06 October 2008
The honeymoon has long been over for filmmaker M. Night Shyamalan. Take a look at the reviews of his latest movie, The Happening, available tomorrow (Oct. 7) on DVD.
With 163 reviews counted, the Web site Rotten Tomatoes calculates only 18 percent are positive. Just 12 percent of 33 "top critics" gave positive reviews.
That's down even from Shyamalan's poorly received fairy tale—and box office flop—Lady in the Water (2006), which has a Rotten Tomatoes rating of 24 percent.
The Happening is far from a perfect film, but it's hardly deserving of the vicious reviews it received when it opened in theaters back in June. Many critics seemed to take delight in attacking both the movie and Shyamalan himself:
"We don't care. It doesn't matter if they live or die, if there's a happy ending, or some kind of twist. The Happening is a movie to walk out of, sleep through, or—best of all—not to bother with." — James Berardinelli, Reelviews
"The true disaster on display in The Happening is Shyamalan's career hitting rock bottom." — Geoff Berkshire, Metromix.com
"(Mark) Wahlberg turns in one of his worst performances ever, but then he's saddled with preposterous scenes (like one where he tries to placate a ficus) and such lame lines as 'Could this really be happening?' Funny, I was wondering the same thing myself." — Andrew Gronvall, Chicago Reader
"Holy Mother of God ... this is awful." — Bob Grimm, Reno News and Review
I don't know what these critics watched, but I saw a movie that takes advantage of Shyamalan's first R rating, with disturbing images that find their way into your head and linger there.

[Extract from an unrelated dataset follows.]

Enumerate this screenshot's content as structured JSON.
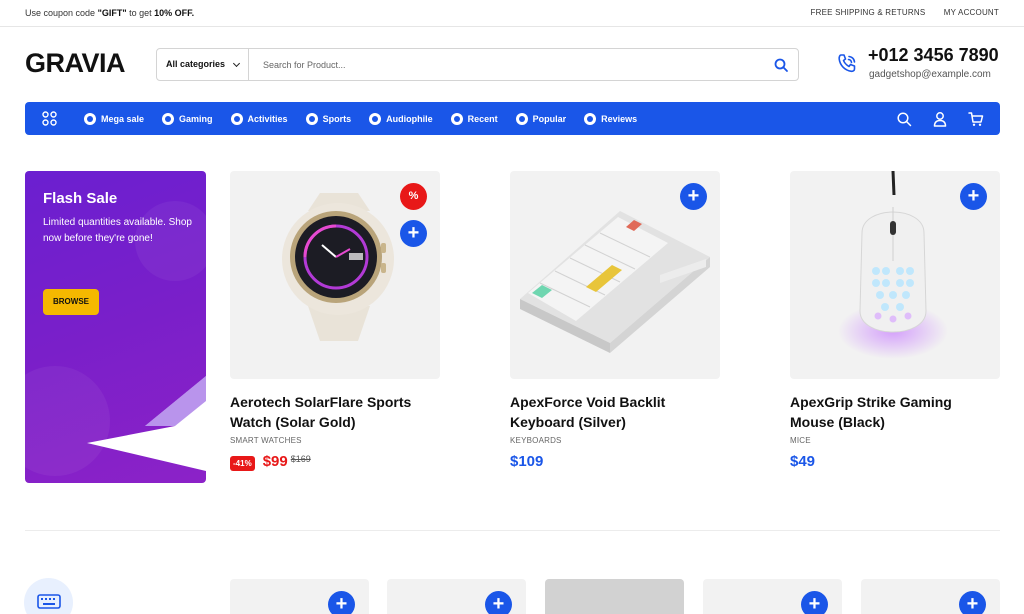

It becomes even more unsettling as it juxtaposes horror elements (an airborne toxin leaves those it affects zombielike, their only aim to kill themselves, which they do in increasingly shocking ways—the guy with the lawnmower wins the award for creativity); relationship drama (Alma [Zooey Deschanel] is plagued with guilt after having thoughts of cheating on her husband, high school science teacher Elliot [Mark Wahlberg]); and humor (the kooky husband-and-wife nursery owners [Frank Collison, Victoria Clark] are the only ones who have figured out the plants are behind the crisis; they also love hot dogs).
The movie, produced, written and directed by Shyamalan, follows Elliot, Alma and a handful of others, including Elliot's math teacher buddy Julian (John Leguizamo) and Julian's daughter Jess (Ashlyn Sanchez) as the toxin spreads across the Northeast, forcing them to flee from Philadelphia.

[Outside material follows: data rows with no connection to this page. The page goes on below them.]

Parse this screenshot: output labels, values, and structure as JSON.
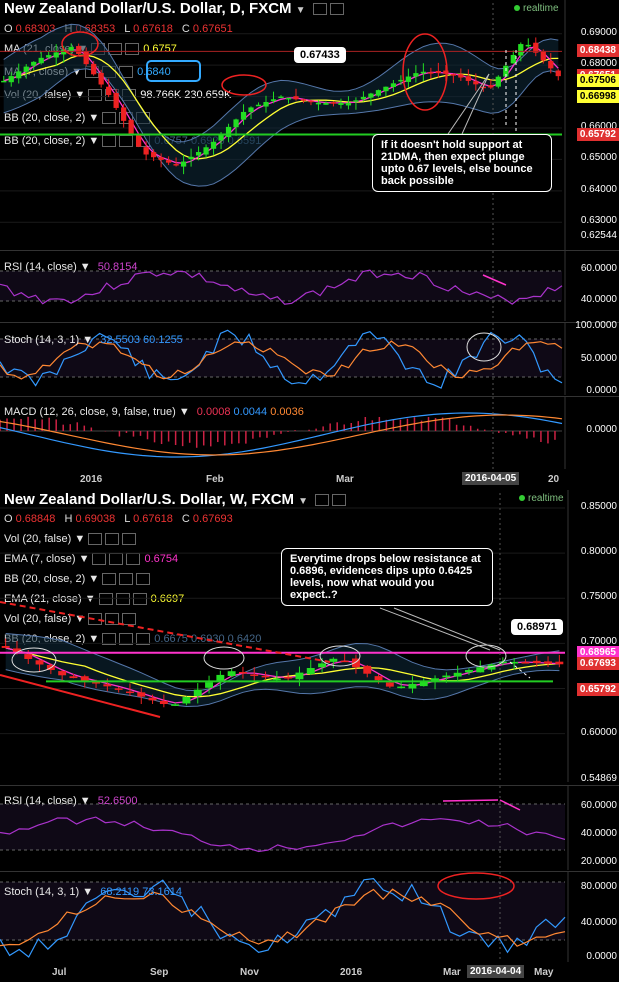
{
  "top": {
    "title": "New Zealand Dollar/U.S. Dollar, D, FXCM",
    "realtime_label": "realtime",
    "ohlc": {
      "o_label": "O",
      "o": "0.68303",
      "h_label": "H",
      "h": "0.68353",
      "l_label": "L",
      "l": "0.67618",
      "c_label": "C",
      "c": "0.67651"
    },
    "indicators": [
      {
        "label": "MA (21, close)",
        "value": "0.6757",
        "color": "#ffff33"
      },
      {
        "label": "MA (7, close)",
        "value": "0.6840",
        "color": "#33aaff"
      },
      {
        "label": "Vol (20, false)",
        "value": "98.766K 230.659K",
        "color": "#ffffff"
      },
      {
        "label": "BB (20, close, 2)",
        "value": "",
        "color": "#ffffff"
      },
      {
        "label": "BB (20, close, 2)",
        "value": "0.6757 0.6923 0.6591",
        "color": "#446688"
      }
    ],
    "price_axis": [
      "0.69000",
      "0.68000",
      "0.67000",
      "0.66000",
      "0.65000",
      "0.64000",
      "0.63000",
      "0.62544"
    ],
    "price_tags": [
      {
        "value": "0.68438",
        "bg": "#e03030",
        "fg": "#ffffff"
      },
      {
        "value": "0.67651",
        "bg": "#e03030",
        "fg": "#ffffff"
      },
      {
        "value": "0.67506",
        "bg": "#ffff33",
        "fg": "#000000"
      },
      {
        "value": "0.66998",
        "bg": "#ffff33",
        "fg": "#000000"
      },
      {
        "value": "0.65792",
        "bg": "#e03030",
        "fg": "#ffffff"
      }
    ],
    "price_label_box": "0.67433",
    "callout": "If it doesn't hold support at 21DMA, then expect plunge upto 0.67 levels, else bounce back possible",
    "rsi": {
      "label": "RSI (14, close)",
      "value": "50.8154",
      "axis": [
        "60.0000",
        "40.0000"
      ]
    },
    "stoch": {
      "label": "Stoch (14, 3, 1)",
      "value": "32.5503 60.1255",
      "axis": [
        "100.0000",
        "50.0000",
        "0.0000"
      ]
    },
    "macd": {
      "label": "MACD (12, 26, close, 9, false, true)",
      "value1": "0.0008",
      "value2": "0.0044",
      "value3": "0.0036",
      "axis": [
        "0.0000"
      ]
    },
    "x_axis": {
      "labels": [
        "2016",
        "Feb",
        "Mar",
        "20"
      ],
      "selected": "2016-04-05"
    }
  },
  "bottom": {
    "title": "New Zealand Dollar/U.S. Dollar, W, FXCM",
    "realtime_label": "realtime",
    "ohlc": {
      "o_label": "O",
      "o": "0.68848",
      "h_label": "H",
      "h": "0.69038",
      "l_label": "L",
      "l": "0.67618",
      "c_label": "C",
      "c": "0.67693"
    },
    "indicators": [
      {
        "label": "Vol (20, false)",
        "value": "",
        "color": "#ffffff"
      },
      {
        "label": "EMA (7, close)",
        "value": "0.6754",
        "color": "#ff33cc"
      },
      {
        "label": "BB (20, close, 2)",
        "value": "",
        "color": "#ffffff"
      },
      {
        "label": "EMA (21, close)",
        "value": "0.6697",
        "color": "#ffff33"
      },
      {
        "label": "Vol (20, false)",
        "value": "",
        "color": "#ffffff"
      },
      {
        "label": "BB (20, close, 2)",
        "value": "0.6675 0.6930 0.6420",
        "color": "#446688"
      }
    ],
    "price_axis": [
      "0.85000",
      "0.80000",
      "0.75000",
      "0.70000",
      "0.65000",
      "0.60000",
      "0.54869"
    ],
    "price_tags": [
      {
        "value": "0.68965",
        "bg": "#ff33cc",
        "fg": "#ffffff"
      },
      {
        "value": "0.67693",
        "bg": "#e03030",
        "fg": "#ffffff"
      },
      {
        "value": "0.65792",
        "bg": "#e03030",
        "fg": "#ffffff"
      }
    ],
    "price_label_box": "0.68971",
    "callout": "Everytime drops below resistance at 0.6896, evidences dips upto 0.6425 levels, now what would you expect..?",
    "rsi": {
      "label": "RSI (14, close)",
      "value": "52.6500",
      "axis": [
        "60.0000",
        "40.0000",
        "20.0000"
      ]
    },
    "stoch": {
      "label": "Stoch (14, 3, 1)",
      "value": "68.2119 73.1614",
      "axis": [
        "80.0000",
        "40.0000",
        "0.0000"
      ]
    },
    "x_axis": {
      "labels": [
        "Jul",
        "Sep",
        "Nov",
        "2016",
        "Mar",
        "May"
      ],
      "selected": "2016-04-04"
    }
  },
  "colors": {
    "up": "#22dd22",
    "down": "#ee2222",
    "ma7": "#ff33cc",
    "ma21": "#ffff33",
    "bb": "#5577aa",
    "support": "#22cc22",
    "resistance": "#ff33cc"
  },
  "chart_data": [
    {
      "type": "line",
      "title": "New Zealand Dollar/U.S. Dollar, D, FXCM",
      "ylim": [
        0.625,
        0.695
      ],
      "x": [
        "2015-12-14",
        "2015-12-21",
        "2015-12-28",
        "2016-01-04",
        "2016-01-11",
        "2016-01-18",
        "2016-01-25",
        "2016-02-01",
        "2016-02-08",
        "2016-02-15",
        "2016-02-22",
        "2016-02-29",
        "2016-03-07",
        "2016-03-14",
        "2016-03-21",
        "2016-03-28",
        "2016-04-05"
      ],
      "series": [
        {
          "values": [
            0.675,
            0.682,
            0.686,
            0.671,
            0.652,
            0.648,
            0.655,
            0.666,
            0.67,
            0.668,
            0.668,
            0.673,
            0.678,
            0.677,
            0.672,
            0.688,
            0.6765
          ]
        }
      ],
      "support": 0.65792,
      "resistance": 0.68438
    },
    {
      "type": "line",
      "title": "New Zealand Dollar/U.S. Dollar, W, FXCM",
      "ylim": [
        0.54869,
        0.85
      ],
      "x": [
        "2015-06",
        "2015-07",
        "2015-08",
        "2015-09",
        "2015-10",
        "2015-11",
        "2015-12",
        "2016-01",
        "2016-02",
        "2016-03",
        "2016-04"
      ],
      "series": [
        {
          "values": [
            0.695,
            0.665,
            0.65,
            0.63,
            0.67,
            0.66,
            0.685,
            0.65,
            0.665,
            0.68,
            0.6769
          ]
        }
      ],
      "support": 0.65792,
      "resistance": 0.68965
    }
  ]
}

The Happening is an environmental horror movie, which proved to be problematic at the box office (it grossed $64.5 million domestically, the second lowest total for Shyamalan, who has topped $200 twice before). How do you sell a horror movie with no monster, no bad guy for our heroes to vanquish?
Another question: Are the protagonists heroes? No, not really. All they want to do is survive. They aren't saving the world from ruin—they couldn't do that even if they tried. What they are running from is simply an act of nature. And in the end, all they really do is run and hide—Shyamalan builds it up, then offers nothing resembling a climax. He is a stubborn filmmaker who is convinced that his way is just only the right way, but the only way. I can see how some people—especially critics—might resent that. It rubs me the wrong way, too, sometimes, but then again, he has made only one truly bad film (Lady in the Water) and a pair of movies bordering on greatness (The Sixth Sense, Signs).
The Happening is not your run-of-the-mill horror movie. It is flawed, to be sure, but infinitely more interesting than a guy in a mask slaughtering teenagers. It's worth a look.
(Rated R for violent and disturbing images. 91 minutes.)